▶ _Task description_
Track down every line below that holds "logo" and copy it.
*** Opening of Records for processing ***
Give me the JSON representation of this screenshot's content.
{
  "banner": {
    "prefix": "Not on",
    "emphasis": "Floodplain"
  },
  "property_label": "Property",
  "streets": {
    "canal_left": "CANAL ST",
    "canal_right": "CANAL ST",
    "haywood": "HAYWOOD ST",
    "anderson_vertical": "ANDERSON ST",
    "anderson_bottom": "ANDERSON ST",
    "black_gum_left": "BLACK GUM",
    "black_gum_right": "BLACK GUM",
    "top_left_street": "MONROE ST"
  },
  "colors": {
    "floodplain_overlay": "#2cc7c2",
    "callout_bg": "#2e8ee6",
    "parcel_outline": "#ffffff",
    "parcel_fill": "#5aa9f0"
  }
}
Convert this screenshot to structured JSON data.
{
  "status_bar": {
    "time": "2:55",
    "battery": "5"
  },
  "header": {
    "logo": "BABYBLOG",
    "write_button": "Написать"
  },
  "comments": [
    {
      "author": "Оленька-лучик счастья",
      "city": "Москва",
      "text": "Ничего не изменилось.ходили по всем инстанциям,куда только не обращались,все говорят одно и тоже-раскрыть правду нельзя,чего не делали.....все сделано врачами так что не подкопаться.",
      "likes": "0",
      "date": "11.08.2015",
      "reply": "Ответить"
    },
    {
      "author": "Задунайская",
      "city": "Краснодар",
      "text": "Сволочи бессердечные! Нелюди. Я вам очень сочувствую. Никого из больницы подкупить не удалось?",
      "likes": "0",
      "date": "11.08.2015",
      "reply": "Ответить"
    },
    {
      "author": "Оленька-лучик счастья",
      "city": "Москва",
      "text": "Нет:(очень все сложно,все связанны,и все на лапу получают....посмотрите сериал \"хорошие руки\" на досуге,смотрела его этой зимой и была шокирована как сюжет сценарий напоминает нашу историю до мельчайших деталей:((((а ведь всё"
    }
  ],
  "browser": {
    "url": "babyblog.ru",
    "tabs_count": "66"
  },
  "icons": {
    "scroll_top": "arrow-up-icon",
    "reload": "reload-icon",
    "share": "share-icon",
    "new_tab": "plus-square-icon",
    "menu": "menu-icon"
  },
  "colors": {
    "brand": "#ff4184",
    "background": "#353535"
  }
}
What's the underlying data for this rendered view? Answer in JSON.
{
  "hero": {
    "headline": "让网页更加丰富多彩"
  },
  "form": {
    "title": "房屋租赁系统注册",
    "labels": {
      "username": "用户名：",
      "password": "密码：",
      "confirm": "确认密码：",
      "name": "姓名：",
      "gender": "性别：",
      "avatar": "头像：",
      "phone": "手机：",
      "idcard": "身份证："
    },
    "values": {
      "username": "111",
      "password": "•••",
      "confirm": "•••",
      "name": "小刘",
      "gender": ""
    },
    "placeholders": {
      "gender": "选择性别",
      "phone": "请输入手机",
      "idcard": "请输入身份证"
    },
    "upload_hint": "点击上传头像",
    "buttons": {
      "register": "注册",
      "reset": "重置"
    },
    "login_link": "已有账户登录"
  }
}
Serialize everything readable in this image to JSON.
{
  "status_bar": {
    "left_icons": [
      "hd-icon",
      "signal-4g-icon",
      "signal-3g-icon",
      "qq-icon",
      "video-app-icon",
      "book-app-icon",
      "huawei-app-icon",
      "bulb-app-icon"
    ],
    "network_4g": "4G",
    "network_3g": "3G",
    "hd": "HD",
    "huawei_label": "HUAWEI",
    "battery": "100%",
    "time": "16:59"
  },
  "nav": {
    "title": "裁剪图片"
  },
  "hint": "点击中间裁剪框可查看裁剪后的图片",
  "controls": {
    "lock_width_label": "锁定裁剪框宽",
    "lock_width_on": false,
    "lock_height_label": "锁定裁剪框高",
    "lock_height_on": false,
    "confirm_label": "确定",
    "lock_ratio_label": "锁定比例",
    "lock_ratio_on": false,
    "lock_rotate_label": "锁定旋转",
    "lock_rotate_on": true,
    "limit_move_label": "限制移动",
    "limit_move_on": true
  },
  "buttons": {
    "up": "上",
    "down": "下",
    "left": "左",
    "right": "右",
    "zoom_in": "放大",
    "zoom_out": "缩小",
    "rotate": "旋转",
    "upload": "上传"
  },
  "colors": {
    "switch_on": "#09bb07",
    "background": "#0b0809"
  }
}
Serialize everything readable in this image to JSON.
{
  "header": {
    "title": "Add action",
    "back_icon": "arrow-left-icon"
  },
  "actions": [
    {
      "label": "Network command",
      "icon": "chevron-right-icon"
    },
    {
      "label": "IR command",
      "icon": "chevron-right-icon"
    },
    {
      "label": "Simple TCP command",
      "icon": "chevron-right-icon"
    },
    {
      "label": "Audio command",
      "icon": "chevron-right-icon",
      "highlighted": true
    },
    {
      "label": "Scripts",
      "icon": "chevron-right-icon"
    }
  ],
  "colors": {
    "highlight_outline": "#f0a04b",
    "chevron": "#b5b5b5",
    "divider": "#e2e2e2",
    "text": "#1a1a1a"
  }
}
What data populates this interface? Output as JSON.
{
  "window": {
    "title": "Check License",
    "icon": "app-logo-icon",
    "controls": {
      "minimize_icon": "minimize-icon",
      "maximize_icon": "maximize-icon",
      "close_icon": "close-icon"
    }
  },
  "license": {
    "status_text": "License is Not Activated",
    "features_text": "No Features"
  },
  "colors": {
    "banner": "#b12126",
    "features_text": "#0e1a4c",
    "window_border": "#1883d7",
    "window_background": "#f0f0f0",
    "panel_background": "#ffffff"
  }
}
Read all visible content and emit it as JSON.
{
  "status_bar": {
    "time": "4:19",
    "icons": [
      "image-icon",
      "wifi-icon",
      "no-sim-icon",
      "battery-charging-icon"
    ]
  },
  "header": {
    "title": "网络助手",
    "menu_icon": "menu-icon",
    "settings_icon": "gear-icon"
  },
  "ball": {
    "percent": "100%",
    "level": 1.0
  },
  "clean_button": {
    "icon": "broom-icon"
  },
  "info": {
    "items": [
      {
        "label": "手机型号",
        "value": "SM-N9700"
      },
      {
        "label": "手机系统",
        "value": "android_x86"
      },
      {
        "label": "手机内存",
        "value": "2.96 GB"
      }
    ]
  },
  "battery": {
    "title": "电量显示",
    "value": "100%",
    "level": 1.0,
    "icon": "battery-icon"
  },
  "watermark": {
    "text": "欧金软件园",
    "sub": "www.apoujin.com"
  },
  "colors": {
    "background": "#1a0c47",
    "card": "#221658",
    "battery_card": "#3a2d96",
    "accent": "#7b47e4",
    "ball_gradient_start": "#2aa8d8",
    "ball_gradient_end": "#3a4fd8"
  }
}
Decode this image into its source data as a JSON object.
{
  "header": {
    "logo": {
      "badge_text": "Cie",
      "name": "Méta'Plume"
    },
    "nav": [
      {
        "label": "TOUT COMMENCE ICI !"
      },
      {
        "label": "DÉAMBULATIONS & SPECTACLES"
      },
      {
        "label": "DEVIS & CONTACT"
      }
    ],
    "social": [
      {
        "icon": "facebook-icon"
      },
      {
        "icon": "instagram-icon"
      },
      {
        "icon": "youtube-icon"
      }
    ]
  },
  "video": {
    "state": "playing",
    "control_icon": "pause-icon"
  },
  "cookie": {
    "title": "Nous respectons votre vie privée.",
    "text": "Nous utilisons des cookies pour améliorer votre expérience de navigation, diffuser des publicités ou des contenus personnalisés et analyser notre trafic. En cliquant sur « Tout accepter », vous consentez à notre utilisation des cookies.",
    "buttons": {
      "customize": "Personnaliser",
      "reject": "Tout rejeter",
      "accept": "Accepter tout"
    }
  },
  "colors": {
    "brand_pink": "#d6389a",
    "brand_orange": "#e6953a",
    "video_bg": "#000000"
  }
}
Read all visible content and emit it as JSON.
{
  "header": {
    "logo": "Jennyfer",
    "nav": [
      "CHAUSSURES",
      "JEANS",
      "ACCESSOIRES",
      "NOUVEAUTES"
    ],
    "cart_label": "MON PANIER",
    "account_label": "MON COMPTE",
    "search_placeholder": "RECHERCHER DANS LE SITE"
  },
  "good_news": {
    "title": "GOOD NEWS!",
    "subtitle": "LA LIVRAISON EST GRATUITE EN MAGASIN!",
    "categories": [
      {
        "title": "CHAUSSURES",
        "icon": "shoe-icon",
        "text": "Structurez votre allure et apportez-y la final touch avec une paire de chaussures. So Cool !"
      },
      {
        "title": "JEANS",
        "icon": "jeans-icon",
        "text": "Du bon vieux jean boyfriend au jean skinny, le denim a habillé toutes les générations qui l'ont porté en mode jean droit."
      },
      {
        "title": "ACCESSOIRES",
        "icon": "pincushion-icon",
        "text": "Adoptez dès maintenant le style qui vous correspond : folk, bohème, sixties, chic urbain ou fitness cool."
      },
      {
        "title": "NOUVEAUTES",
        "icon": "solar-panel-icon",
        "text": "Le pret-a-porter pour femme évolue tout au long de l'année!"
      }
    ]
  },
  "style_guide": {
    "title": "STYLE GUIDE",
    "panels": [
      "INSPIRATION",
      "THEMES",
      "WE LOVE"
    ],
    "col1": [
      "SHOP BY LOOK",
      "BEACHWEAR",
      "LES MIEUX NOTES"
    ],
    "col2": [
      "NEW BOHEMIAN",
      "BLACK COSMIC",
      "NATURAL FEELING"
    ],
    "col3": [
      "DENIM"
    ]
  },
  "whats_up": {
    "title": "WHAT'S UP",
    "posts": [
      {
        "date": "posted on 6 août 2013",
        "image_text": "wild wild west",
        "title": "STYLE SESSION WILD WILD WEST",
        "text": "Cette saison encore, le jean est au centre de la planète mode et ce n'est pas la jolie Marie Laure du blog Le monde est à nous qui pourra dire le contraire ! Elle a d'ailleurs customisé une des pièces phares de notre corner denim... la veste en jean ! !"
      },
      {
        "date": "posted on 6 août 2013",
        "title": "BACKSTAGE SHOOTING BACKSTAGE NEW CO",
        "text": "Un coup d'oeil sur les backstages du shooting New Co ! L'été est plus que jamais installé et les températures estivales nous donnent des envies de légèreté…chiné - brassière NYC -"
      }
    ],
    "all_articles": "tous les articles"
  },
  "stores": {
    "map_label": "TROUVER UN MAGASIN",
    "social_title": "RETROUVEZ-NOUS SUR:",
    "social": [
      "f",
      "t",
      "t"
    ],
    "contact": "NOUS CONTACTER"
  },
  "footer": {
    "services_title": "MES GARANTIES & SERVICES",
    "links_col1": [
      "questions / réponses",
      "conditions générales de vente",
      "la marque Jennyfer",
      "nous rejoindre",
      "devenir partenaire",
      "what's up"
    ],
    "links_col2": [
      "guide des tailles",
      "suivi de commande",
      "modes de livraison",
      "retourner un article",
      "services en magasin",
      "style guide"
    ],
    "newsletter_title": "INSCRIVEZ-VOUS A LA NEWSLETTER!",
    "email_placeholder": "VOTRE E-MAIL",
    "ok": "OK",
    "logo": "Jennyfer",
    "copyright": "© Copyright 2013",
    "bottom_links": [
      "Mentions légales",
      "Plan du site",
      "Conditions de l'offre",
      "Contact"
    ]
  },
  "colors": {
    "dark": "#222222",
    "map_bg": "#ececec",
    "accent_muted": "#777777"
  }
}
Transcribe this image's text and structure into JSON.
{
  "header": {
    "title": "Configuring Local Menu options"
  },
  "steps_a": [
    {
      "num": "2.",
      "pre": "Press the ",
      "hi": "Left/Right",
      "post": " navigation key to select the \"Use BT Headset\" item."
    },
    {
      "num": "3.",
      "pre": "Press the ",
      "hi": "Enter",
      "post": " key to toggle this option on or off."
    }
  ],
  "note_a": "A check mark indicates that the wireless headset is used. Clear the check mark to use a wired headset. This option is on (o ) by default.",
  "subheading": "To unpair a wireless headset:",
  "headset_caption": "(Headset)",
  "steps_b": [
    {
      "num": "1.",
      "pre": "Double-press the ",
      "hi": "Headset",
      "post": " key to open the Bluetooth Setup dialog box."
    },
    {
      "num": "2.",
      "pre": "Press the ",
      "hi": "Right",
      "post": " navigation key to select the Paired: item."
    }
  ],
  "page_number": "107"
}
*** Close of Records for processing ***
▶ _Answer space_
    "logo": "BABYBLOG",
    "icon": "app-logo-icon",
    "logo": {
    "logo": "Jennyfer",
    "logo": "Jennyfer",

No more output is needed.